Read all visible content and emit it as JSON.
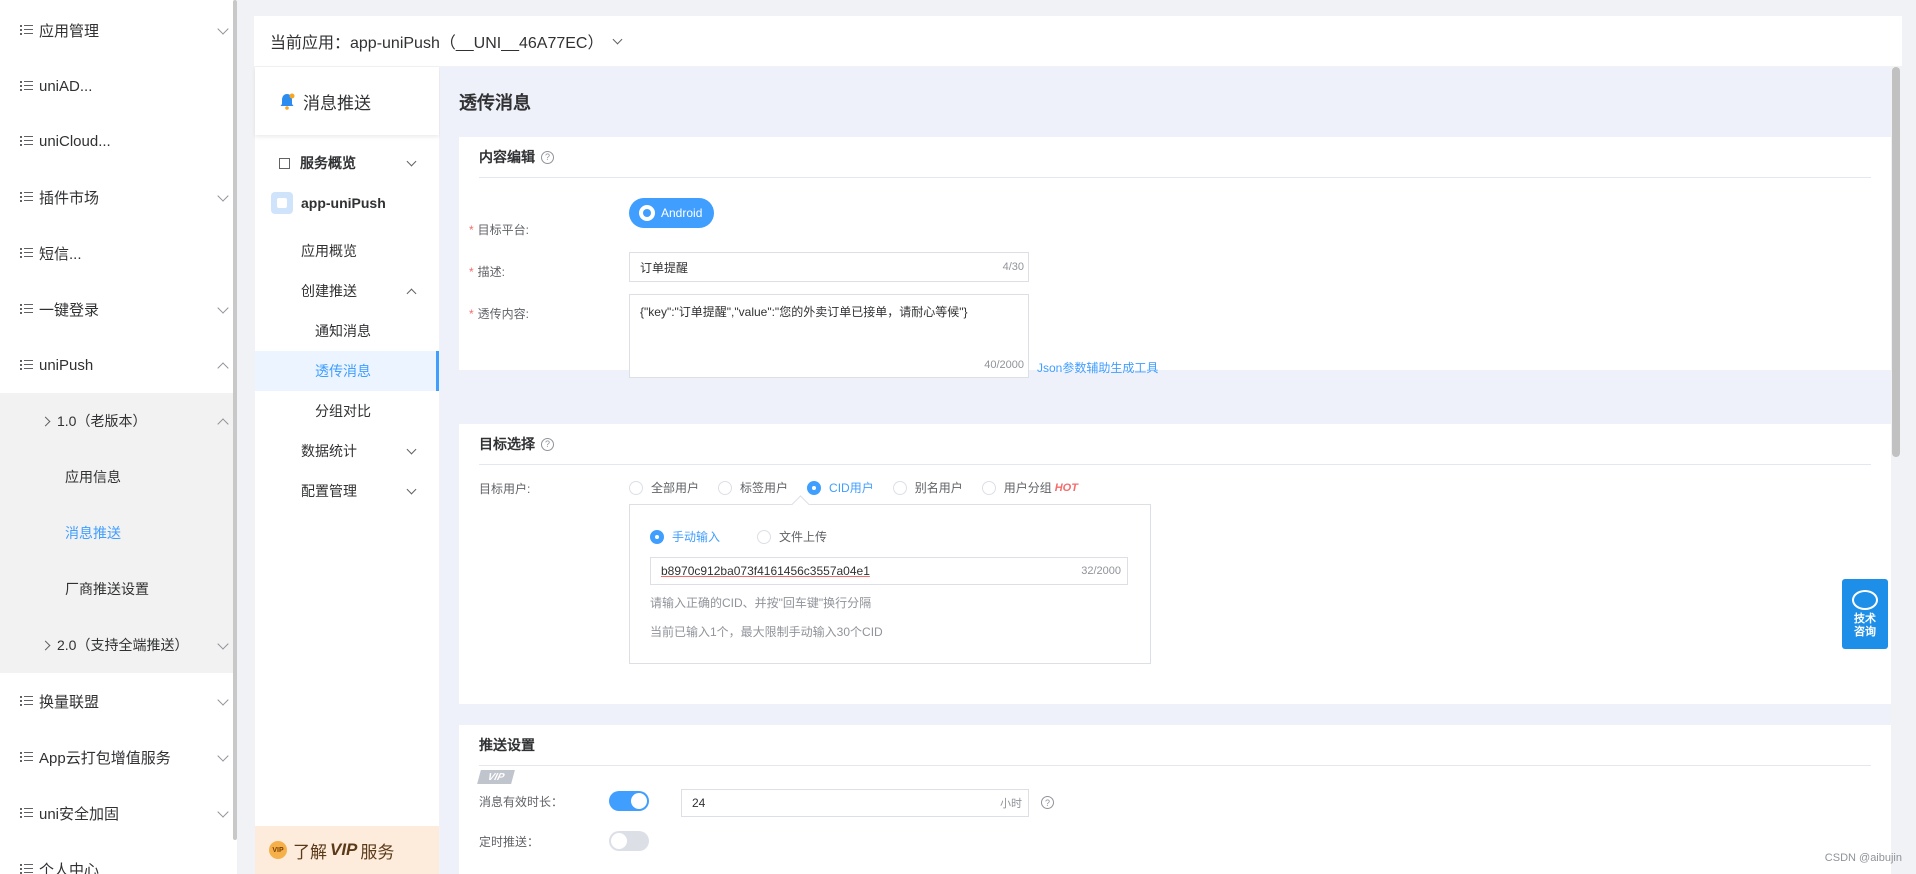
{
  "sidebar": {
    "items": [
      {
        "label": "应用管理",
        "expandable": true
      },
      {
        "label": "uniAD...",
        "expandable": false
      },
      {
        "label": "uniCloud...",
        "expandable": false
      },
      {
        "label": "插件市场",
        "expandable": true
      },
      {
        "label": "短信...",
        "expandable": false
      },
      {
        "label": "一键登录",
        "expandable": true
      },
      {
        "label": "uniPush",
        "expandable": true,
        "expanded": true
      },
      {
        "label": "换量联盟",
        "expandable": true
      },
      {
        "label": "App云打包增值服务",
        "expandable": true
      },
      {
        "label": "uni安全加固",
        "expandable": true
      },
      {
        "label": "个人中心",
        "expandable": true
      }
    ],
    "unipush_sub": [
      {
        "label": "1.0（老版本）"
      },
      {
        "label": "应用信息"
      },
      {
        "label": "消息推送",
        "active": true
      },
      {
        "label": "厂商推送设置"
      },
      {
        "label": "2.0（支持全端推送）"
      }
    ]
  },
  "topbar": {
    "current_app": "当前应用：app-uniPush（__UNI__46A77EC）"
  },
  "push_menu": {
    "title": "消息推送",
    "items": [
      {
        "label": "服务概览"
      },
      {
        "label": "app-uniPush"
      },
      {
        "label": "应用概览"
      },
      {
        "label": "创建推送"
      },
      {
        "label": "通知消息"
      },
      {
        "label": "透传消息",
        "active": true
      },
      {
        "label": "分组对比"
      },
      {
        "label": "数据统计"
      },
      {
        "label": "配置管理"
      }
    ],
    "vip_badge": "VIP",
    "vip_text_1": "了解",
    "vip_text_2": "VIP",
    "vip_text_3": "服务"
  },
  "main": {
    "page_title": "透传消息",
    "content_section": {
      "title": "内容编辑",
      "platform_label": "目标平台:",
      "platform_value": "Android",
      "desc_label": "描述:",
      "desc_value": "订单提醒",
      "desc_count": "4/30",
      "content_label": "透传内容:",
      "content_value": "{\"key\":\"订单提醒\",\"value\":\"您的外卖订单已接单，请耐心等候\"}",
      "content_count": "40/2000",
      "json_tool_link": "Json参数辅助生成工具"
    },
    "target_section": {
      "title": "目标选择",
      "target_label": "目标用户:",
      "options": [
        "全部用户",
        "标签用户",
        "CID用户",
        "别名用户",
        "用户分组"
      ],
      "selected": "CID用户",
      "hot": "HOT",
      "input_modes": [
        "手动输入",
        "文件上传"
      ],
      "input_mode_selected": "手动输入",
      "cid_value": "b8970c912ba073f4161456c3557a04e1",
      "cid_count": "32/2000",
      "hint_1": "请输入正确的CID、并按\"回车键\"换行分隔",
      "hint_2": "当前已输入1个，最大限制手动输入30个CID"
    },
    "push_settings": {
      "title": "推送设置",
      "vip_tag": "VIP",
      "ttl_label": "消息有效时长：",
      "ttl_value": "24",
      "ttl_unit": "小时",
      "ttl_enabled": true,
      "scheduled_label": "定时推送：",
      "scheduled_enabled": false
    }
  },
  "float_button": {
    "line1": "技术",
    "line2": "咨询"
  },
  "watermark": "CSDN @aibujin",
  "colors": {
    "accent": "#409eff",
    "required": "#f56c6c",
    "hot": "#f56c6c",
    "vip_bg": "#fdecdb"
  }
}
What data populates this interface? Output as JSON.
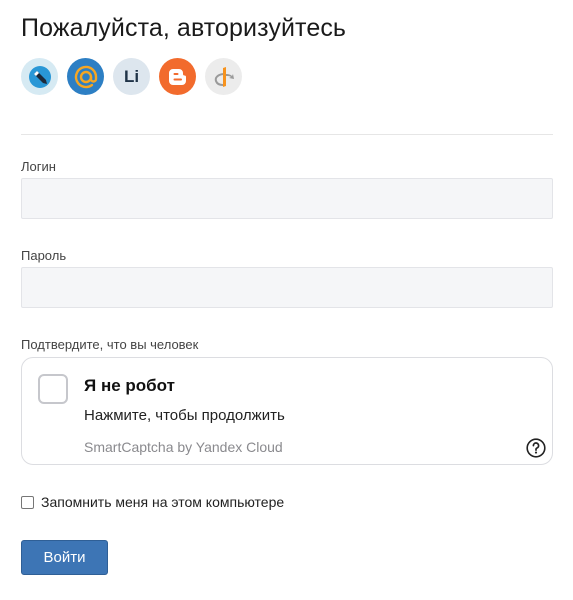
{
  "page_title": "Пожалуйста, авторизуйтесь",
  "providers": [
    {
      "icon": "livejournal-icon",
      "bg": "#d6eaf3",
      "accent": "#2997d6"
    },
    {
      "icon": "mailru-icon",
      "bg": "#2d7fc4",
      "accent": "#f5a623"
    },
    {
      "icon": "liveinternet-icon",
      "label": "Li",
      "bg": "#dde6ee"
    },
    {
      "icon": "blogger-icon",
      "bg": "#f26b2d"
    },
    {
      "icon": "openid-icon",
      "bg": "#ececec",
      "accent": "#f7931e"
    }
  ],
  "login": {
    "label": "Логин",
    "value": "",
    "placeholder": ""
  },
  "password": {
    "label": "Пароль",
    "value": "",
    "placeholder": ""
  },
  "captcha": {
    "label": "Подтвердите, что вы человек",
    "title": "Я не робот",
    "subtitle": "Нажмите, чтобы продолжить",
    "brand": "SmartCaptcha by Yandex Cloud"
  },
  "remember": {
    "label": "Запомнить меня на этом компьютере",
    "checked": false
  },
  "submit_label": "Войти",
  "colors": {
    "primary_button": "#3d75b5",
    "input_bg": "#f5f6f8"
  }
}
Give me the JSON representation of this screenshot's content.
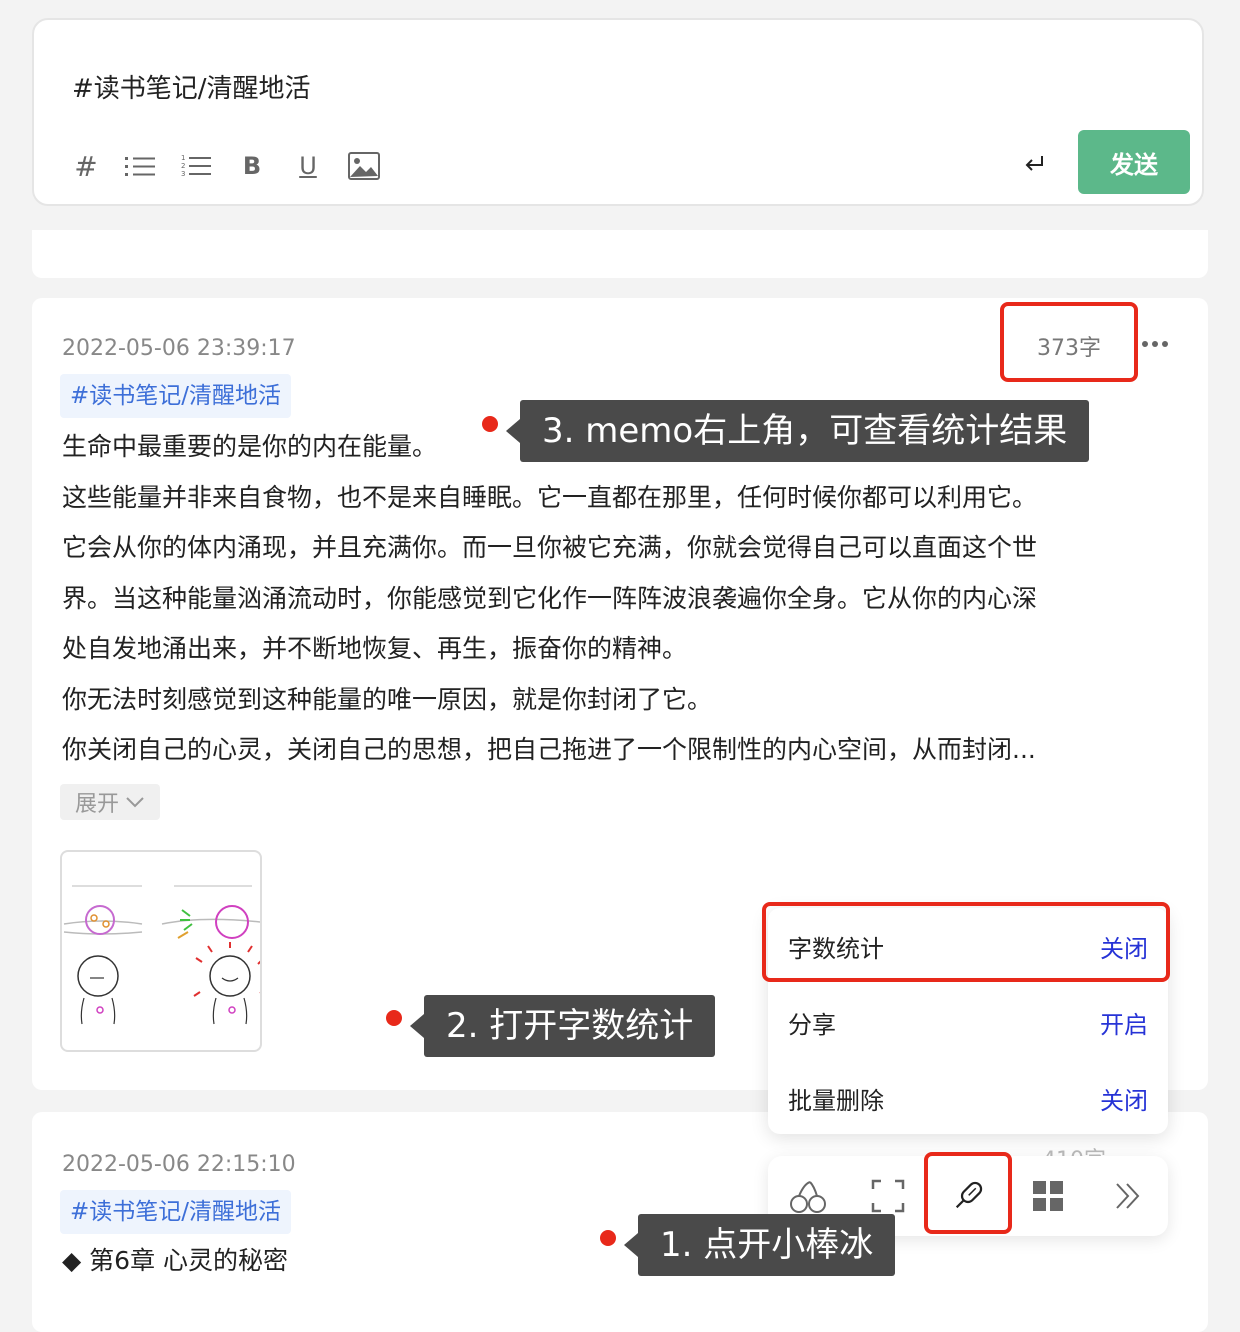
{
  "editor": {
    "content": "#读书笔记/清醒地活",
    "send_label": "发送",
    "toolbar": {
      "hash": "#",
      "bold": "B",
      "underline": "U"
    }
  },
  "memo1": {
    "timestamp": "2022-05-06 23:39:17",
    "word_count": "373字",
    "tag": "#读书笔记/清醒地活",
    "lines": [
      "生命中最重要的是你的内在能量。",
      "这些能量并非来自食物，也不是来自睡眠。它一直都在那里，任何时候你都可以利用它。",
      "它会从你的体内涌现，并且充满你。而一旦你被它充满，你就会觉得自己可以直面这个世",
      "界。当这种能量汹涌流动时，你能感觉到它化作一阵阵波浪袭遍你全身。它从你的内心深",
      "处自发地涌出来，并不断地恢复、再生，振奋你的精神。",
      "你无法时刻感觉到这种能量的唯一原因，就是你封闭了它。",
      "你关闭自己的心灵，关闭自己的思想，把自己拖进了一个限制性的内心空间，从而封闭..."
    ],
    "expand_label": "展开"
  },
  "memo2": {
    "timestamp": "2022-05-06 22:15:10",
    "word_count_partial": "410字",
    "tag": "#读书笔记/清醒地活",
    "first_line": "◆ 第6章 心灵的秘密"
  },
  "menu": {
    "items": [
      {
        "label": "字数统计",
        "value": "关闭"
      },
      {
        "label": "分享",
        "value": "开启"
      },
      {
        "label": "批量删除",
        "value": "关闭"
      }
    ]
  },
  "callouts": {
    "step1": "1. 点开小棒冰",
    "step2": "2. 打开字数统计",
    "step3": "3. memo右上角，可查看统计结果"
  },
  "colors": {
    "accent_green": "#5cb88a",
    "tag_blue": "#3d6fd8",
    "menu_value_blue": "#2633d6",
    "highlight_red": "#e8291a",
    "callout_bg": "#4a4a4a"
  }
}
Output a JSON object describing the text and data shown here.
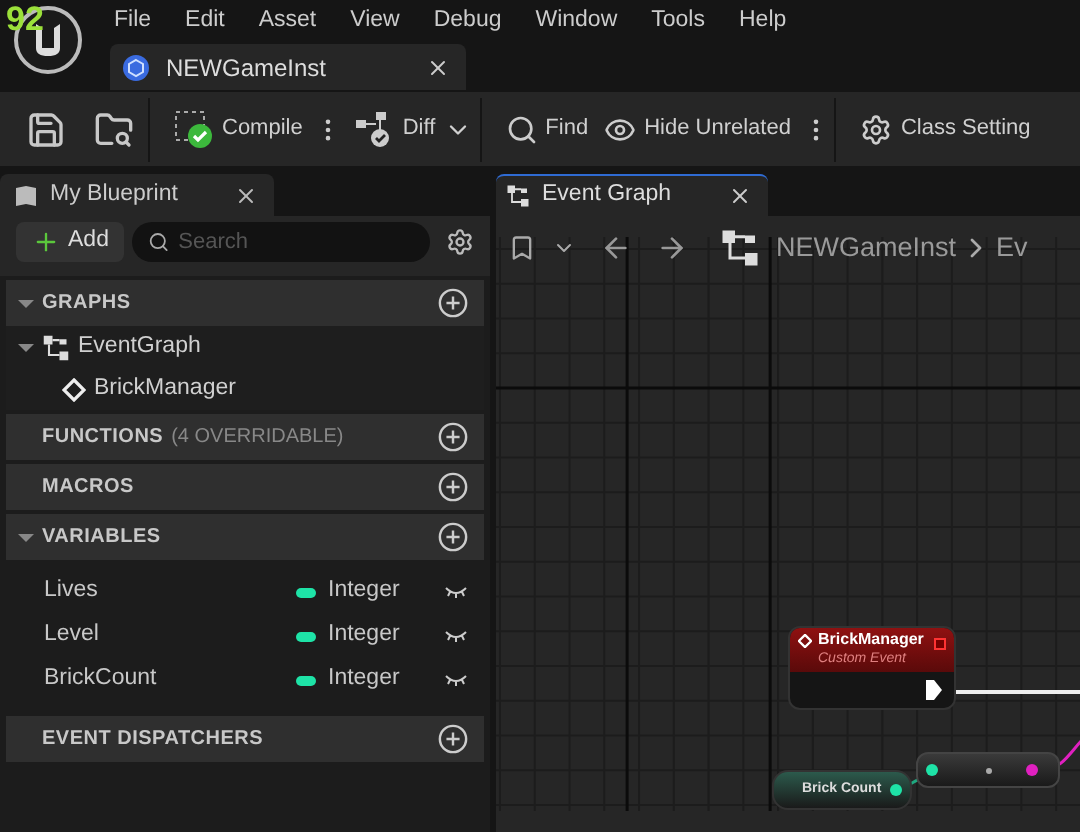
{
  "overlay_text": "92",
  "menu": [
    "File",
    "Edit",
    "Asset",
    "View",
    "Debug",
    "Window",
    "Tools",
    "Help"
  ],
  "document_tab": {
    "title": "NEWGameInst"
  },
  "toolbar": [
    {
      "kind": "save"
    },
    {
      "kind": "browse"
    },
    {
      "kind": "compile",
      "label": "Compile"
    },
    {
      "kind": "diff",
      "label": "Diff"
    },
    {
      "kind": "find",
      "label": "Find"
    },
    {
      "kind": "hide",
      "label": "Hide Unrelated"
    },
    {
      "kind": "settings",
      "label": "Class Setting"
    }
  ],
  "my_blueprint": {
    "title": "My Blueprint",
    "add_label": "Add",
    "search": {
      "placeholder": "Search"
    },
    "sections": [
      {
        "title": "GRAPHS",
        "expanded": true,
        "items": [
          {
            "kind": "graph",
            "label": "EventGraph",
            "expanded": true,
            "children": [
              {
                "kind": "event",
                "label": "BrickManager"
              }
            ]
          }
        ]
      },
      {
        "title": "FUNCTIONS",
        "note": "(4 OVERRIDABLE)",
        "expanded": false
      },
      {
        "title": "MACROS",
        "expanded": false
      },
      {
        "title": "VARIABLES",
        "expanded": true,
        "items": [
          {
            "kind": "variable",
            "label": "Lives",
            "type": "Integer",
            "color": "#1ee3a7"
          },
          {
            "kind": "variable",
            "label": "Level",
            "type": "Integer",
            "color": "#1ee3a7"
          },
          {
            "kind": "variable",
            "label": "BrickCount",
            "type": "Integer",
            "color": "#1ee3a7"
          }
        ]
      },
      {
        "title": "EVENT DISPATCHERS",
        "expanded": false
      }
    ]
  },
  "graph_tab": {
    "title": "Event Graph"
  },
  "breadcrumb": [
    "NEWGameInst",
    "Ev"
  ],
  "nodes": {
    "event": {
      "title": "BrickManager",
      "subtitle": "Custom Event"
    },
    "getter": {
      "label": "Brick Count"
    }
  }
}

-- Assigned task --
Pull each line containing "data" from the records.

-- Response area --
What data populates this interface? Output as JSON.
Output a JSON object describing the text and data shown here.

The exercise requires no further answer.